- Get them in the kitchen: To this day, one of my absolute favorite memories of childhood is sitting on the countertop sniffing all the different spices as my mom cooked dinner. She always encouraged me to cook my own little meals and make my own healthy lunches to take to school (her tactic: we could either use our weekly allowance moolah to buy lunch at school, OR save the money and make our own lunches at home). Because I was always the master of my lunch destiny, having chosen and assembled everything myself, I was less likely to turn my nose up at my lunchbox come lunchtime. There was a sense of pride involved, which was a stroke of genius on my mom’s part since kids are suuuuuuper ego driven. [How I do] I not only have my boys make their own lunches, I also involve them heavily in the grocery-shopping. I’m in complete control of the grocery list, so I know that everything in our cart (and thus our kitchen) will be healthy, but they feel a sense of independence in getting to pick out the kale and choosing which dried fruit to put in their lunchbox. And I think it’s pretty clutch that my 7-year-old knows how to choose a good avocado. They also love helping with the veggie garden. There hasn’t been one thing yet that they’ve helped grow that they wouldn’t then eat.

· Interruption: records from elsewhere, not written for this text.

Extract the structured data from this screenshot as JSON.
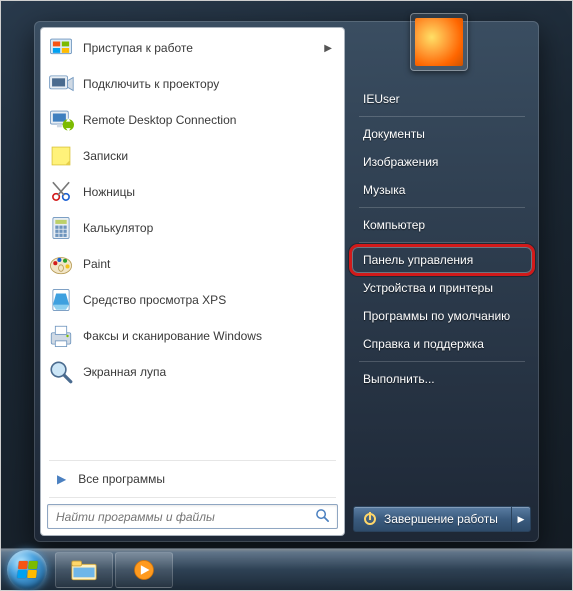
{
  "left": {
    "programs": [
      {
        "label": "Приступая к работе",
        "icon": "getting-started",
        "submenu": true
      },
      {
        "label": "Подключить к проектору",
        "icon": "projector"
      },
      {
        "label": "Remote Desktop Connection",
        "icon": "rdp"
      },
      {
        "label": "Записки",
        "icon": "stickynotes"
      },
      {
        "label": "Ножницы",
        "icon": "snipping"
      },
      {
        "label": "Калькулятор",
        "icon": "calculator"
      },
      {
        "label": "Paint",
        "icon": "paint"
      },
      {
        "label": "Средство просмотра XPS",
        "icon": "xps"
      },
      {
        "label": "Факсы и сканирование Windows",
        "icon": "fax"
      },
      {
        "label": "Экранная лупа",
        "icon": "magnifier"
      }
    ],
    "all_programs": "Все программы",
    "search_placeholder": "Найти программы и файлы"
  },
  "right": {
    "user": "IEUser",
    "items_top": [
      "Документы",
      "Изображения",
      "Музыка"
    ],
    "items_mid": [
      "Компьютер"
    ],
    "items_sys": [
      "Панель управления",
      "Устройства и принтеры",
      "Программы по умолчанию",
      "Справка и поддержка"
    ],
    "items_bot": [
      "Выполнить..."
    ],
    "highlighted_index": 0,
    "shutdown_label": "Завершение работы"
  },
  "colors": {
    "highlight_ring": "#d21a1a"
  }
}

I know it’s not always easy, and it won’t always be perfect. There will be days when you literally can’t muster much more than scrambling up some eggs and calling it a night. But trust me, kids are like credit cards – you either pay now, or you will be paying later…with interest. Ya gotta start somewhere. Why not here??
How do you encourage healthy eating habits in your kids? Don’t keep those secrets to yourself, share in the comments!! Help a mama (or daddy) out!